“Who wants to spend the next thirty days writing a script?” This is the question that led my sixth grade class on a writing adventure that took us from war-torn beaches to invading aliens, and from invading gnomes to talking kittens trying to break their fellow felines out of the pound. It was a journey of creativity and wonder, and a ton of teachable moments!

Script Frenzy is an international script-writing event that occurs April 1st – 30th every year. Participants have one month to write a script (Script Frenzy says “screenplays, stage plays, TV shows, short films, comics and graphic novels” are welcome). The website gives students tools and tips to write their scripts.

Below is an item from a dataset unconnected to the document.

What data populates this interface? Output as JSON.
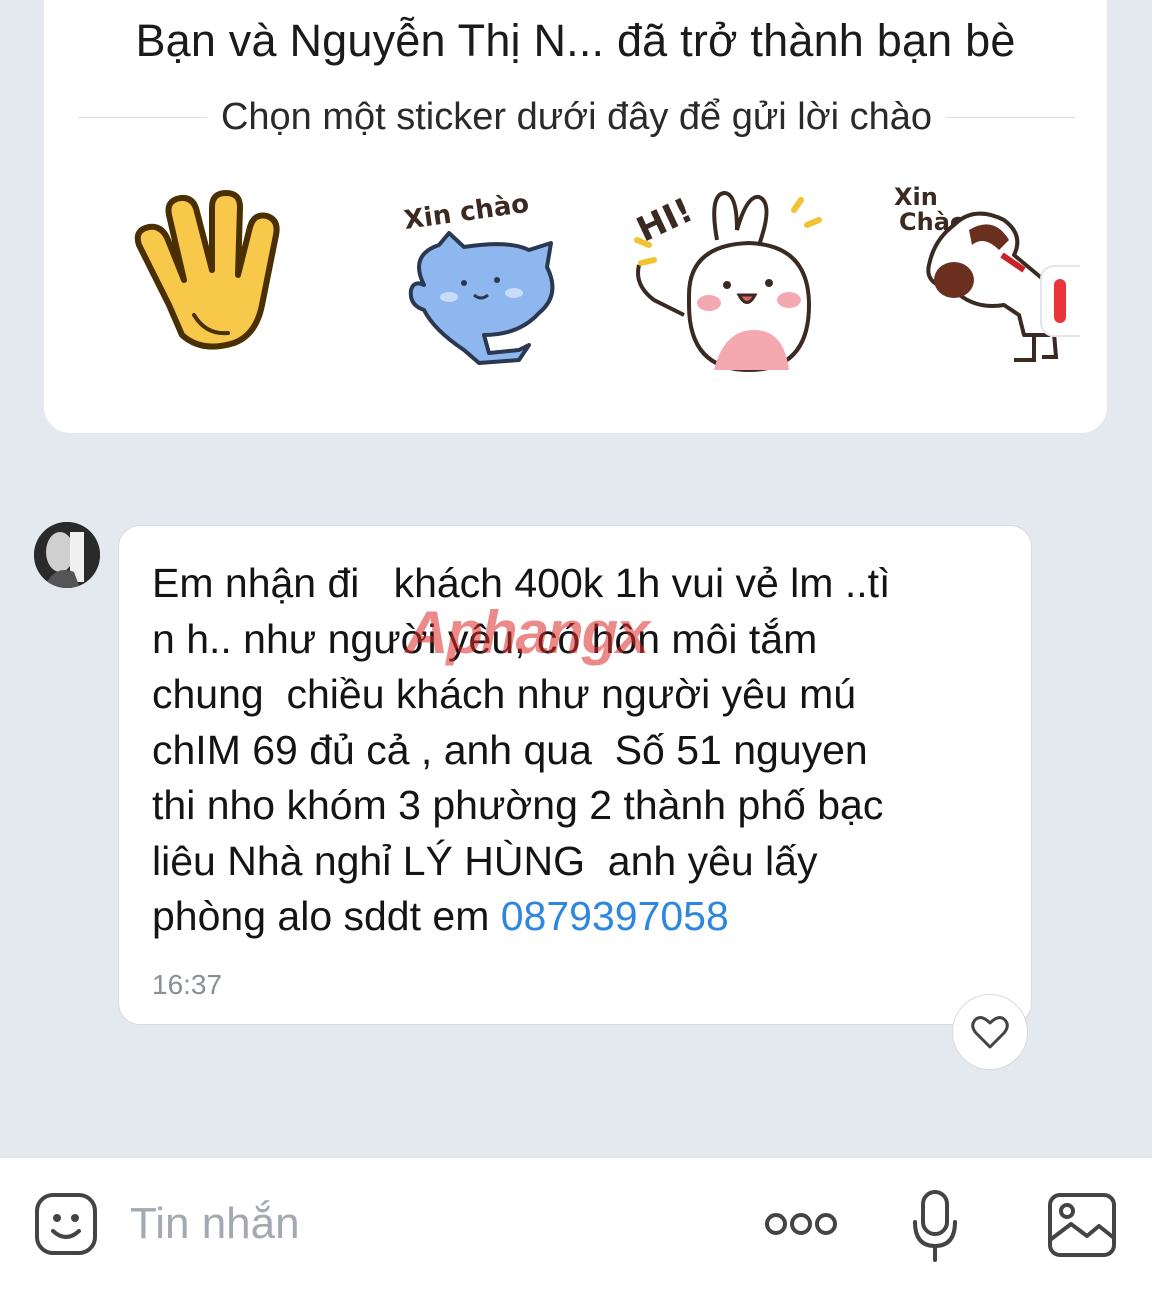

Teachers can receive a free Script Frenzy Classroom Kit.

Next year, I hope to make this a social studies project where students turn historic events and narratives into scripts.

Check out The Writing Teacher’s article for ideas and links to help you plan and execute your unit.

Who knows, maybe I’ll be mentioned in an Oscar’s acceptance speech someday…..